Dealing with Deadlocks

Deadlock occurs when one process holds a lock and then attempts to acquire a second lock. If the second lock is already held by another process, the first process is blocked. If the second process then attempts to acquire the lock held by the first process, the system has deadlocked.

The example below shows a deadlock that occurs when two processes attempt to transfer funds between the same two accounts.


Deadlocks are normally avoided by always locking in the same order. The above example violates this rule. The first process locks the checking account and then attempts to lock the savings account, while the second process locks the savings account and then attempts to lock the checking account.


The entire table is locked in native DataFlex. Only an individual row needs to be locked when the Mertech drivers are used, lessening the chance for deadlock.

Deadlocks in the drivers are detected and passed back to DataFlex, which rollbacks the transaction and retries it. If the deadlock persists it is reported as an error back to the user.


Different SQL databases have different options for dealing with deadlocks. If you encounter a deadlock, refer to the online documentation for the particular database. Trace files may be available to help identify which tables and queries were involved in the deadlock.

Some tips for avoiding deadlocks:

  • Set Smart_Filemode_State to true (default) for all DDOs in the Data Dictionary, so smart table locking is used.

  • If using REREAD, explicitly list the tables you want to lock, otherwise all open tables are locked.

  • Open tables that are not updated as read only.

  • Properly setup aliases, if an alias is set up incorrectly, the application can end up waiting for itself.

  • Always lock in the same order.
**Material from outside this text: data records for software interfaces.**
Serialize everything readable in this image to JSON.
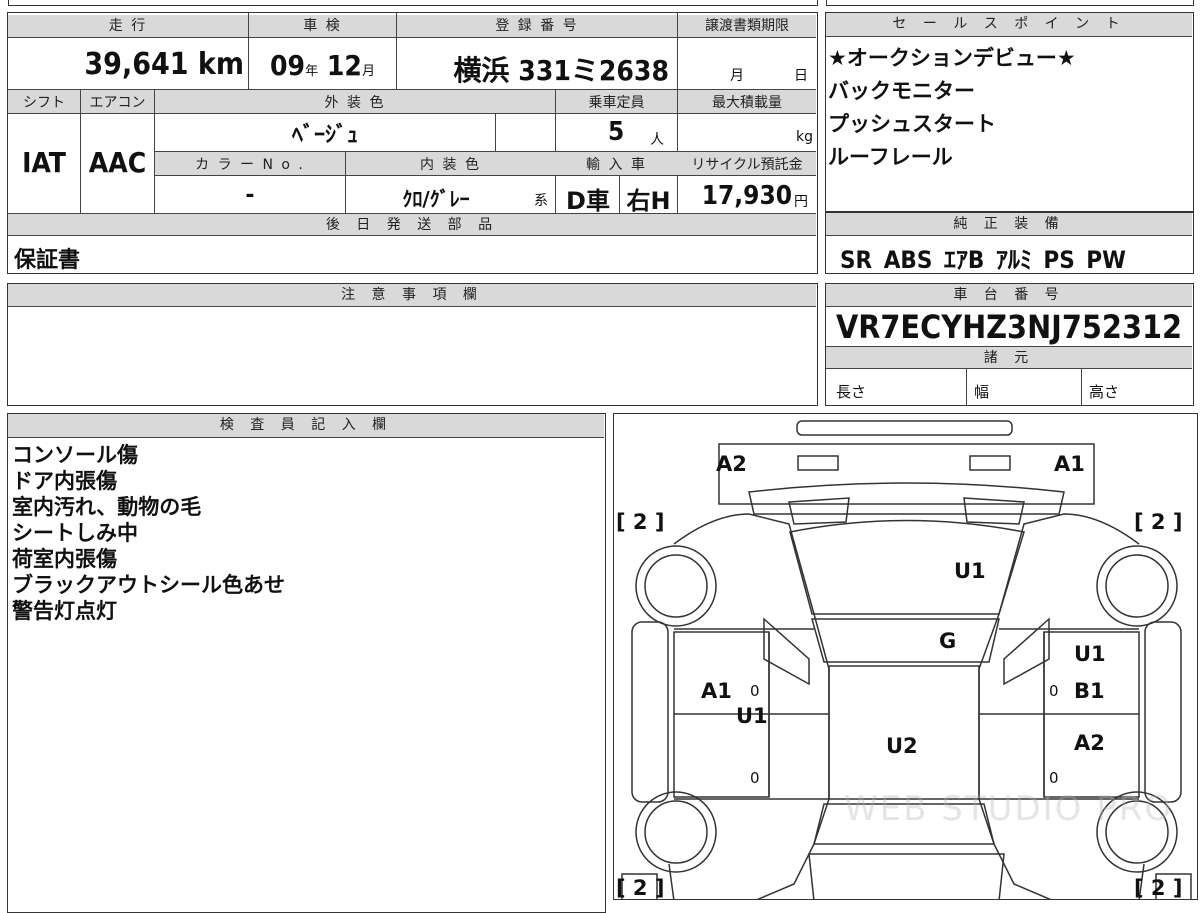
{
  "top_table": {
    "mileage_label": "走 行",
    "mileage_value": "39,641 km",
    "inspection_label": "車 検",
    "inspection_year": "09",
    "inspection_month": "12",
    "unit_year": "年",
    "unit_month": "月",
    "registration_label": "登 録 番 号",
    "registration_value": "横浜 331ミ2638",
    "transfer_label": "譲渡書類期限",
    "transfer_month": "月",
    "transfer_day": "日",
    "shift_label": "シフト",
    "ac_label": "エアコン",
    "ext_color_label": "外 装 色",
    "capacity_label": "乗車定員",
    "max_load_label": "最大積載量",
    "shift_value": "IAT",
    "ac_value": "AAC",
    "ext_color_value": "ﾍﾞｰｼﾞｭ",
    "capacity_value": "5",
    "capacity_unit": "人",
    "load_unit": "kg",
    "color_no_label": "カ ラ ー N o .",
    "int_color_label": "内 装 色",
    "import_label": "輸 入 車",
    "recycle_label": "リサイクル預託金",
    "color_no_value": "-",
    "int_color_value": "ｸﾛ/ｸﾞﾚｰ",
    "int_color_suffix": "系",
    "import_value": "D車",
    "handle_value": "右H",
    "recycle_value": "17,930",
    "recycle_unit": "円",
    "later_parts_label": "後 日 発 送 部 品",
    "later_parts_value": "保証書"
  },
  "sales_points": {
    "label": "セ ー ル ス ポ イ ン ト",
    "items": [
      "★オークションデビュー★",
      "バックモニター",
      "プッシュスタート",
      "ルーフレール"
    ]
  },
  "genuine_equipment": {
    "label": "純 正 装 備",
    "value": "SR ABS ｴｱB ｱﾙﾐ PS PW"
  },
  "notes": {
    "label": "注 意 事 項 欄"
  },
  "chassis": {
    "label": "車 台 番 号",
    "value": "VR7ECYHZ3NJ752312",
    "specs_label": "諸 元",
    "length_label": "長さ",
    "width_label": "幅",
    "height_label": "高さ"
  },
  "inspector": {
    "label": "検 査 員 記 入 欄",
    "items": [
      "コンソール傷",
      "ドア内張傷",
      "室内汚れ、動物の毛",
      "シートしみ中",
      "荷室内張傷",
      "ブラックアウトシール色あせ",
      "警告灯点灯"
    ]
  },
  "diagram": {
    "marks": {
      "a2_top": "A2",
      "a1_top": "A1",
      "u1_hood": "U1",
      "g_windshield": "G",
      "u1_right": "U1",
      "b1_right": "B1",
      "a2_right": "A2",
      "a1_left": "A1",
      "u1_left": "U1",
      "u2_roof": "U2"
    },
    "brackets": {
      "tl": "[ 2 ]",
      "tr": "[ 2 ]",
      "bl": "[ 2 ]",
      "br": "[ 2 ]"
    },
    "zero": "0",
    "watermark": "WEB STUDIO PRO"
  }
}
If two applications access the same database, make sure the internal table numbers have the same relative order.

  • Use the Index Maintenance utility to verify that all indexes have been created. Missing indexes slow down finds and leads to longer held locks.

  • Familiarize yourself with Mertech’s macro commands, for example to use embedded SQL to move processing to the server side.